Problem details => When a line below contains the word "JSON", it counts toward the total; give that total and nothing besides.

The input =>
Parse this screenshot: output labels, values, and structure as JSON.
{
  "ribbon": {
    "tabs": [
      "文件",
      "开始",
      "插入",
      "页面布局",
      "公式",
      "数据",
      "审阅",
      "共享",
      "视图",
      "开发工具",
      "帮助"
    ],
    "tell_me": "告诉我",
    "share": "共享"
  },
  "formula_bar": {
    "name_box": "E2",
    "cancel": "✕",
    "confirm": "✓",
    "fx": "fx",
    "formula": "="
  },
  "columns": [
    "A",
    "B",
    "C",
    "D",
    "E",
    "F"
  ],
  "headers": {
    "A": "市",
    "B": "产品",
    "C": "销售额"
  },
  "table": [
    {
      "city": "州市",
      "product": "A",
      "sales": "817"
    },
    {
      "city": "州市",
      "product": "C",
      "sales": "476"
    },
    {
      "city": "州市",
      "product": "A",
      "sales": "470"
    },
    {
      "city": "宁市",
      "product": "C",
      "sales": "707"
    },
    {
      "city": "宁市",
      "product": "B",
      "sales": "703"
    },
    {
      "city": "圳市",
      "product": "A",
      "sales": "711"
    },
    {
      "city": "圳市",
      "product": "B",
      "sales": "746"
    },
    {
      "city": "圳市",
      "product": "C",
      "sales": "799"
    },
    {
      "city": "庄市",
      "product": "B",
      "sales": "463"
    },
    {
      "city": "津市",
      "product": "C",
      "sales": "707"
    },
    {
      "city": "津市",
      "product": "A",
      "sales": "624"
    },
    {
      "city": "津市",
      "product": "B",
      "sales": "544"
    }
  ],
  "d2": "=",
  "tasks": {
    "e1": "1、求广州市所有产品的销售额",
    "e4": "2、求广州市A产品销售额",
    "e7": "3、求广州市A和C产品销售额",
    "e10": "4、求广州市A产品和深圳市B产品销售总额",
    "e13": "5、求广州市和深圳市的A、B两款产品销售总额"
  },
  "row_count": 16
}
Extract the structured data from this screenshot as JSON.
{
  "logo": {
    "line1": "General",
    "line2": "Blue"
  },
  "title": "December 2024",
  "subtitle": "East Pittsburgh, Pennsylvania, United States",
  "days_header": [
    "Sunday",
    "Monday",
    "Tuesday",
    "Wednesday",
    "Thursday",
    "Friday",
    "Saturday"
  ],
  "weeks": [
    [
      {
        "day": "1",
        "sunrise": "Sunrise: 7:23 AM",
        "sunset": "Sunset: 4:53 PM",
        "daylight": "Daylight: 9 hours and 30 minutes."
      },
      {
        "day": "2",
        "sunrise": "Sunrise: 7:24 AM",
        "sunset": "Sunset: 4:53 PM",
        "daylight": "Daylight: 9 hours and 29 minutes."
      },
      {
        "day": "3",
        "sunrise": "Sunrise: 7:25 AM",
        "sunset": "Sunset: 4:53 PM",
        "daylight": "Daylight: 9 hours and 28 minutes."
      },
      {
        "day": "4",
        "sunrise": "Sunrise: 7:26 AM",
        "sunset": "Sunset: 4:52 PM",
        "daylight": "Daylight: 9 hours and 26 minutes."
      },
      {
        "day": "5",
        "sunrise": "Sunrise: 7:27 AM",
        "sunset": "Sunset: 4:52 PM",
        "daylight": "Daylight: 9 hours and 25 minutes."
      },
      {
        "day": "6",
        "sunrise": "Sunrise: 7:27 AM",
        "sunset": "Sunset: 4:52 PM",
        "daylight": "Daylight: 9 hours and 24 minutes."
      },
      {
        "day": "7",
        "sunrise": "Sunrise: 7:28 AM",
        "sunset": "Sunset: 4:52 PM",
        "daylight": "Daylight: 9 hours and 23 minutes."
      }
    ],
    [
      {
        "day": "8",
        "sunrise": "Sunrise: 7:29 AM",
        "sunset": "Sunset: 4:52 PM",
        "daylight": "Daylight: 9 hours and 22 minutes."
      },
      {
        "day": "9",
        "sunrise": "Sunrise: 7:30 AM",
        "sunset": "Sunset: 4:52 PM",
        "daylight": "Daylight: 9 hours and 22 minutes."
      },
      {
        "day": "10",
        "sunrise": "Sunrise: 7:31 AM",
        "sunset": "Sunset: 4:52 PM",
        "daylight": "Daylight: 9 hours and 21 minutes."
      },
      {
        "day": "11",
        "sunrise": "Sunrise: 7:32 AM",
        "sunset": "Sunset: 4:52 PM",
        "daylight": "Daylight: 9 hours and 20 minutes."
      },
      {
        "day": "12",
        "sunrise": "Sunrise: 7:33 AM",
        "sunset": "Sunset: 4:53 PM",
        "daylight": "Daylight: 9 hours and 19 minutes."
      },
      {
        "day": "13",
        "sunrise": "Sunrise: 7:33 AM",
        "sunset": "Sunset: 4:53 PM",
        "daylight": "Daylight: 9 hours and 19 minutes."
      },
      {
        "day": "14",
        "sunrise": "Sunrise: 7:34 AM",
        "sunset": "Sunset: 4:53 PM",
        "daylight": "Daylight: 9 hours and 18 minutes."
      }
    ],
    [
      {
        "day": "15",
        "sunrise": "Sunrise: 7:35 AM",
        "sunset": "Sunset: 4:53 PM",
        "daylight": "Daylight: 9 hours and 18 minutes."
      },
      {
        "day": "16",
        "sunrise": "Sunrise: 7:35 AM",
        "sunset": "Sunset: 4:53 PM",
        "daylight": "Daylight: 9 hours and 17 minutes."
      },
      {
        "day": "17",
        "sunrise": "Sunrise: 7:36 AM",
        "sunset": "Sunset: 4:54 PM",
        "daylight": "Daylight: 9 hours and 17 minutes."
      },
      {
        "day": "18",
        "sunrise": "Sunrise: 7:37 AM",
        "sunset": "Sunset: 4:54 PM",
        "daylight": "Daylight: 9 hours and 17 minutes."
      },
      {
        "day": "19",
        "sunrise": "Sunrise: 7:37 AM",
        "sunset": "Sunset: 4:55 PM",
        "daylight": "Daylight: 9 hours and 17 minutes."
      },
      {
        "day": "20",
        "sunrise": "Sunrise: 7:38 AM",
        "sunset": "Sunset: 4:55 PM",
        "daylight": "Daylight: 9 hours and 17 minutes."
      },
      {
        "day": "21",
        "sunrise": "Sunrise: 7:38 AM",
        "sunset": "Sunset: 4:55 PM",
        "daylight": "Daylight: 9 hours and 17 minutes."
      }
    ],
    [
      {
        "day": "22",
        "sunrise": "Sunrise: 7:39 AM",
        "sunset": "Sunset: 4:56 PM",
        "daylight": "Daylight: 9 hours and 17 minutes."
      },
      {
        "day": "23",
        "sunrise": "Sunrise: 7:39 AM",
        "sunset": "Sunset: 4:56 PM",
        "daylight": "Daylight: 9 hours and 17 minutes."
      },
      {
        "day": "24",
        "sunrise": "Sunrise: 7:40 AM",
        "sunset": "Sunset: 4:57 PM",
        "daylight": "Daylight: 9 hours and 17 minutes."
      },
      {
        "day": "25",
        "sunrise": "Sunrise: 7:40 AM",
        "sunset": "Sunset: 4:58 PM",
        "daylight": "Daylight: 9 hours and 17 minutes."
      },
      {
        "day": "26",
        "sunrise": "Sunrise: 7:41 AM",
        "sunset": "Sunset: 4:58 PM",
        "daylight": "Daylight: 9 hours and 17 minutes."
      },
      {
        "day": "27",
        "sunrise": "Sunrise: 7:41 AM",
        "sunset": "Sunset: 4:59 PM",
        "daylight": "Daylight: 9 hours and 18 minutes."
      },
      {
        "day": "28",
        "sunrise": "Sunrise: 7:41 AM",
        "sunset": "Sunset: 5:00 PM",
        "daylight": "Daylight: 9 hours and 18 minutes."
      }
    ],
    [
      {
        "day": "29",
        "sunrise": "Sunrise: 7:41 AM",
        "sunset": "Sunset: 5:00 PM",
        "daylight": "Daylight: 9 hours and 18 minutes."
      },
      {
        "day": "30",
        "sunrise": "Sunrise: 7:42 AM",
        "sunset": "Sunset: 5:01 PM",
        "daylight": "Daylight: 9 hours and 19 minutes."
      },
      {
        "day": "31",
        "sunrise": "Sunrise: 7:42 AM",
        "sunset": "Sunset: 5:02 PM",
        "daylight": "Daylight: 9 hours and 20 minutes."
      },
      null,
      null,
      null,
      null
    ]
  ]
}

Response box => 2